? DESCRIPTION (provided by applicant): The proposed research will be the first study to focus on experimentally manipulating both injunctive and descriptive norms on Facebook in order to elucidate the relationship between alcohol and abstainer displays on Facebook and subsequent alcohol cognitions, use, and related negative consequences.

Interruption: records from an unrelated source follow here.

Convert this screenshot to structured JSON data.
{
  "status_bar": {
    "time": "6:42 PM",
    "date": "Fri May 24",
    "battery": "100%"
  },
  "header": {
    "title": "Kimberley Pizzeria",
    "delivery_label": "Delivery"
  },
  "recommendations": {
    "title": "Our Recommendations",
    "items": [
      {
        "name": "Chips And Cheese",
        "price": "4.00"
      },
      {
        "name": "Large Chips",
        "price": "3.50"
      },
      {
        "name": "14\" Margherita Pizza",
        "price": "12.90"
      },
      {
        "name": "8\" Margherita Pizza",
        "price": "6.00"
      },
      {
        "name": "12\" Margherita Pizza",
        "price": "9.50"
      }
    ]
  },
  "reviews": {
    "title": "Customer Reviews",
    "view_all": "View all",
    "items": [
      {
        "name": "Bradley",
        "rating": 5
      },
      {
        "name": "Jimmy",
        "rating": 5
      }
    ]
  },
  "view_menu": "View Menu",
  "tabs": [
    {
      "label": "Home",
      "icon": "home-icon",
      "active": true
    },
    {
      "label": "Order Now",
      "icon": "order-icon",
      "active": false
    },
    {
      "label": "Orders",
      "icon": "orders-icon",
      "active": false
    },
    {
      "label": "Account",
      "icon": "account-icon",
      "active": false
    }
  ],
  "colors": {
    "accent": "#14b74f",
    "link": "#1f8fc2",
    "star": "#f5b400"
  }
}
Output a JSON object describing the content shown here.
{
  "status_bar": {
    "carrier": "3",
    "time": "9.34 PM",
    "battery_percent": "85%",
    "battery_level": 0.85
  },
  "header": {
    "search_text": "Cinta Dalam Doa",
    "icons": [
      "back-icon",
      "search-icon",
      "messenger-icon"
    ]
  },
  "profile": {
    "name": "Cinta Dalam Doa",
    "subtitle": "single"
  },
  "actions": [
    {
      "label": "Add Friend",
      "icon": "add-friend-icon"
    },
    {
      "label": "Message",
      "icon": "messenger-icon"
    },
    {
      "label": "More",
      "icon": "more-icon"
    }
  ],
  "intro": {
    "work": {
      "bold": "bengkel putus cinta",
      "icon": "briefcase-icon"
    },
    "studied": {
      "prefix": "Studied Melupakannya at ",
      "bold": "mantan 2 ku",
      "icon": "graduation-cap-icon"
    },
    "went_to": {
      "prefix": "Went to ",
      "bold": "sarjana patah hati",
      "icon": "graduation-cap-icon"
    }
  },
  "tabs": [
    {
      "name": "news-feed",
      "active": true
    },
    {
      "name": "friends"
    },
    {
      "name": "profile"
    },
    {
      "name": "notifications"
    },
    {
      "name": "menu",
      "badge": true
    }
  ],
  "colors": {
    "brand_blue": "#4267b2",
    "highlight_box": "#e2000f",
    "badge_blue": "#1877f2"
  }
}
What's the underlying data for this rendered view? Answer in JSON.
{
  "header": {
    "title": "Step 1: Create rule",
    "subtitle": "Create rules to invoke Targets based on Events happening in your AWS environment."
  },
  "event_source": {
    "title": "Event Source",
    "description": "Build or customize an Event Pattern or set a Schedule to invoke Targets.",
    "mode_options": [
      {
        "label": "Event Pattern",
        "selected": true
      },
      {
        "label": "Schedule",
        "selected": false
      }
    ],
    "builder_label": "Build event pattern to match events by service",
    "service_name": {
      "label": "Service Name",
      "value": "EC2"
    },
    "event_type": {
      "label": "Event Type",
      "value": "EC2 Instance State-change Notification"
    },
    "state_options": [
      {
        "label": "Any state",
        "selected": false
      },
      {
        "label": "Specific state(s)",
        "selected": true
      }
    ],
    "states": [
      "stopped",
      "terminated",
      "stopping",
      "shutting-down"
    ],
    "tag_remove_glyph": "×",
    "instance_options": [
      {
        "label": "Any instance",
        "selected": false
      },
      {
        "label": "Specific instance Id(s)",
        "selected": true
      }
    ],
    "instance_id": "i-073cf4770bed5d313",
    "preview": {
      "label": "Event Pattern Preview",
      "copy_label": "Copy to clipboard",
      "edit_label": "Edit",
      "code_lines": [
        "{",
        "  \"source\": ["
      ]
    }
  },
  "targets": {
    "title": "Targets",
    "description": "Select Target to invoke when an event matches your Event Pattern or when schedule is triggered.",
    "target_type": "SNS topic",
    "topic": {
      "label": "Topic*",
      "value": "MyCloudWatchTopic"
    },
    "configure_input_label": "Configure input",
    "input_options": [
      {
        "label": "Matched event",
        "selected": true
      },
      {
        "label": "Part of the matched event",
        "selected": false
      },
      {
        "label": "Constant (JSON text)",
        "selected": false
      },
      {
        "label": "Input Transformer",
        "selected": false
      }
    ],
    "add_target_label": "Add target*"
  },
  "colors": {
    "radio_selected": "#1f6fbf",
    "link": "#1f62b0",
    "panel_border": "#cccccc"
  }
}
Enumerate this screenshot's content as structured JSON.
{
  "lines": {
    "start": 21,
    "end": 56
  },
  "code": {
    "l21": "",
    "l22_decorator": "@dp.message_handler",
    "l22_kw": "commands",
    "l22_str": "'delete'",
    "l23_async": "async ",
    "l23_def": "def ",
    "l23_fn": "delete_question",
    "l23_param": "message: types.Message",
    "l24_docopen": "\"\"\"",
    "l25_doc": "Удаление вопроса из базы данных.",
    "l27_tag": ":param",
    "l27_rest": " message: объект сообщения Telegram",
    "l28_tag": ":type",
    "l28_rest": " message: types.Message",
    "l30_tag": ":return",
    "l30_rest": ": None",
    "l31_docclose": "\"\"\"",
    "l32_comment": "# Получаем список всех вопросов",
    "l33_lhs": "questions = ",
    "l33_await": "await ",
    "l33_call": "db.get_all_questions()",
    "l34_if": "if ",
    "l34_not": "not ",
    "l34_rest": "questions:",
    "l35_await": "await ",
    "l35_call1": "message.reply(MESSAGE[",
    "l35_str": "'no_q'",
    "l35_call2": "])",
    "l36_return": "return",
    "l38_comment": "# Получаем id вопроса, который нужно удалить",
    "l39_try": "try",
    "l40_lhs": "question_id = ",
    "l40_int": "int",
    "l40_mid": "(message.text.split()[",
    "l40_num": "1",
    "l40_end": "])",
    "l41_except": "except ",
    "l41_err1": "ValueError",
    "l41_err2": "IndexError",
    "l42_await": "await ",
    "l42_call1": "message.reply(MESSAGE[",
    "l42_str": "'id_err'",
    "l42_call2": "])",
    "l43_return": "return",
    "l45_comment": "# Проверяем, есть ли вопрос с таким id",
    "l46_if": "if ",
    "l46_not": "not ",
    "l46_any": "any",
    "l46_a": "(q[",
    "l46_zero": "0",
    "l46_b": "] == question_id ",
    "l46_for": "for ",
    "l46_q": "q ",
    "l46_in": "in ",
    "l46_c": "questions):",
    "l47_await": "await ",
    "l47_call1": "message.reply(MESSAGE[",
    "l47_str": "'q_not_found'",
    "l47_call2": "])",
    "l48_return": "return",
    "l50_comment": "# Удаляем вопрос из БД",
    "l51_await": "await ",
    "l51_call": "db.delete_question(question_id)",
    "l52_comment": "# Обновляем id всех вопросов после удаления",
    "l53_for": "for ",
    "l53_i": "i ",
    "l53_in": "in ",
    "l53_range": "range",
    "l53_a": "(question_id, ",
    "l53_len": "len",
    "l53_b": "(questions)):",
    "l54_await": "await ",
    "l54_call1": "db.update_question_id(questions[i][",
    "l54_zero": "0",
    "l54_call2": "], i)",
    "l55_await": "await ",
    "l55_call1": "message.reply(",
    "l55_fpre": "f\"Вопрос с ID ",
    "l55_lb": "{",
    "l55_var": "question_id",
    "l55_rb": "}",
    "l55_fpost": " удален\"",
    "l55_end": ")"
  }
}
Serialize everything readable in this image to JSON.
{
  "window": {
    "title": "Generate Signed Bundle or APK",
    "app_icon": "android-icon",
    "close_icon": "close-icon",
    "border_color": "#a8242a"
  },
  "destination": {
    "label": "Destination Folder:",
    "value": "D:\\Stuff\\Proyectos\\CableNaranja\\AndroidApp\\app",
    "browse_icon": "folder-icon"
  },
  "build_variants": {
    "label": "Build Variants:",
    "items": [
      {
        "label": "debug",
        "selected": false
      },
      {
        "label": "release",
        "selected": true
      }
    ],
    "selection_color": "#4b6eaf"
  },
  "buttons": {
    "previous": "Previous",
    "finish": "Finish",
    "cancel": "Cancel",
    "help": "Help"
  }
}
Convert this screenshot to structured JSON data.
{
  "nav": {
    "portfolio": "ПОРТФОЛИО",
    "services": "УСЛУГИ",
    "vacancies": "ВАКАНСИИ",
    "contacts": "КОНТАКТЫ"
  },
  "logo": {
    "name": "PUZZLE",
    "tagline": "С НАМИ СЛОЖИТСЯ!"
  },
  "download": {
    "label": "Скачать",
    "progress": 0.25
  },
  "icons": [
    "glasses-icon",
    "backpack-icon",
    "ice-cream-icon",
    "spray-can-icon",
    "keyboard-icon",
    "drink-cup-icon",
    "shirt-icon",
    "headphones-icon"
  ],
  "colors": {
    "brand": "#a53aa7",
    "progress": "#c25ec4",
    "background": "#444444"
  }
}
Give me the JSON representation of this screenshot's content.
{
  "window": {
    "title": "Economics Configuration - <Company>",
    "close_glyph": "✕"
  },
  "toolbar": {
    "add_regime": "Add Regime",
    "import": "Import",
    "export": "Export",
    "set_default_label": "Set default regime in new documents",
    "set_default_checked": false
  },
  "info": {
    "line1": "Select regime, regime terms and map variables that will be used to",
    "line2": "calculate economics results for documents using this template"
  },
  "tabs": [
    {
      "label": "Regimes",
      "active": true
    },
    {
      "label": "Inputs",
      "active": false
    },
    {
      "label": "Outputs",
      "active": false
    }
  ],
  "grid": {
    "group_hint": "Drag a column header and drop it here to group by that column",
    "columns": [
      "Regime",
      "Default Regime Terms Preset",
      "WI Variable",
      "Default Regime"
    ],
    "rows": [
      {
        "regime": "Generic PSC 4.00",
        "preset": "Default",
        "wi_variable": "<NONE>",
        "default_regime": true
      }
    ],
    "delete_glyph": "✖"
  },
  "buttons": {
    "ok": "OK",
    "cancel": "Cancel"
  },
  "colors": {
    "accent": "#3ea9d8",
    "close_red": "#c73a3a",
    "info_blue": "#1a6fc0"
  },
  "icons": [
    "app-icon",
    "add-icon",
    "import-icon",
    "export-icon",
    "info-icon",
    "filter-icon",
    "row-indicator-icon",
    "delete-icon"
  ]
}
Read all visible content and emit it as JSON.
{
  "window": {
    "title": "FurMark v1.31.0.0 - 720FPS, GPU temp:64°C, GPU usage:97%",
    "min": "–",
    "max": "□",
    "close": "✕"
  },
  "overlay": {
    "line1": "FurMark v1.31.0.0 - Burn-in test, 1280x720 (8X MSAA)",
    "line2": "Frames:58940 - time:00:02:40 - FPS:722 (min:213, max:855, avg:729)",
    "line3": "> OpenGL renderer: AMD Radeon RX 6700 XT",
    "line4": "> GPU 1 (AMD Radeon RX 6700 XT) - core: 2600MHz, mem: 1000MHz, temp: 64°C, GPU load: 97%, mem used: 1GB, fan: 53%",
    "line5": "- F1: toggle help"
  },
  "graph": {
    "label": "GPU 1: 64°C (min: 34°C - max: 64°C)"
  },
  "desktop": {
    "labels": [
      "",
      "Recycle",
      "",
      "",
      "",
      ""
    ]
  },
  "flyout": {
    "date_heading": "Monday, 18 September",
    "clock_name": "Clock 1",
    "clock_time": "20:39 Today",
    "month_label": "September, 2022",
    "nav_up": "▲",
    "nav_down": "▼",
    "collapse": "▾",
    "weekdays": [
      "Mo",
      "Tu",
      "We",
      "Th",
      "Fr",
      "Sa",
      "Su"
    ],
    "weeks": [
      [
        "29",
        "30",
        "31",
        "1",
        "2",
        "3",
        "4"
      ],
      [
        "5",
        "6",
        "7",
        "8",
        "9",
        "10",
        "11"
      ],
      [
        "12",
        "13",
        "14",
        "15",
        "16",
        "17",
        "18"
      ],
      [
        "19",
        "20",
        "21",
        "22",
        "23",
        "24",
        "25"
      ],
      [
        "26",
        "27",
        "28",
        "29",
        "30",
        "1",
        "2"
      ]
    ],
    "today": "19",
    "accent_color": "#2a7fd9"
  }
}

Based on literature focusing on developmentally appropriate health models for adolescents, the Prototype Willingness Model (PWM) assumes that health-risk behaviors occur either when individuals have developed intentions to engage in a risk behavior (and these intentions vary as a function of attitudes and perceived injunctive norms) or through willingness to engage in risks (which varies as a function of perceived vulnerability to negative consequences, perceived descriptive norms, and prototypes). To fully understand the relationships between alcohol abstaining displays on Facebook, we will examine 1) the role of descriptive and injunctive abstainer and user norms, when experimentally manipulated with Facebook profiles, on willingness and intentions, subsequent alcohol use and related negative consequences among adolescents (age 15-20) 2) whether intentions and willingness mediate the relation between our experimental manipulation and subsequent alcohol use and negative consequences and whether 3) individual differences in social influence moderate the effect of the experimental manipulation on intentions, willingness, alcohol use, and negative consequences. We will test these aims by recruiting a community sample of adolescents (N = 300), living in the greater Seattle metropolitan area. Participants will complete a web-based baseline assessment and participate in an in-person experimental manipulation in which they are either assigned to see same-sex Facebook profiles of alcohol abstainers, abstainers +users, or a control condition where neither user or abstainer information will be provided. Immediately after the manipulation, participants will answers a series of questions about the profiles they just viewed and their alcohol-related cognitions. Participants will also complete a one-month in person follow up assessment to test for impacts on intentions, willingness, alcohol use, and related negative consequences. Additionally, individual differences in social influence will be examined as possible moderators of the relationship between SNS-portrayed norms and our primary outcomes. The proposed study is both significant and innovative in that it uses a theoretical perspective to experimentally test th impact of alcohol content, in particular abstainer norms, on Facebook on adolescent alcohol use and related cognitions. The results have the potential to inform preventative interventions while addressing NIH priorities.
|Effective start/end date||1/08/16 → 31/07/17|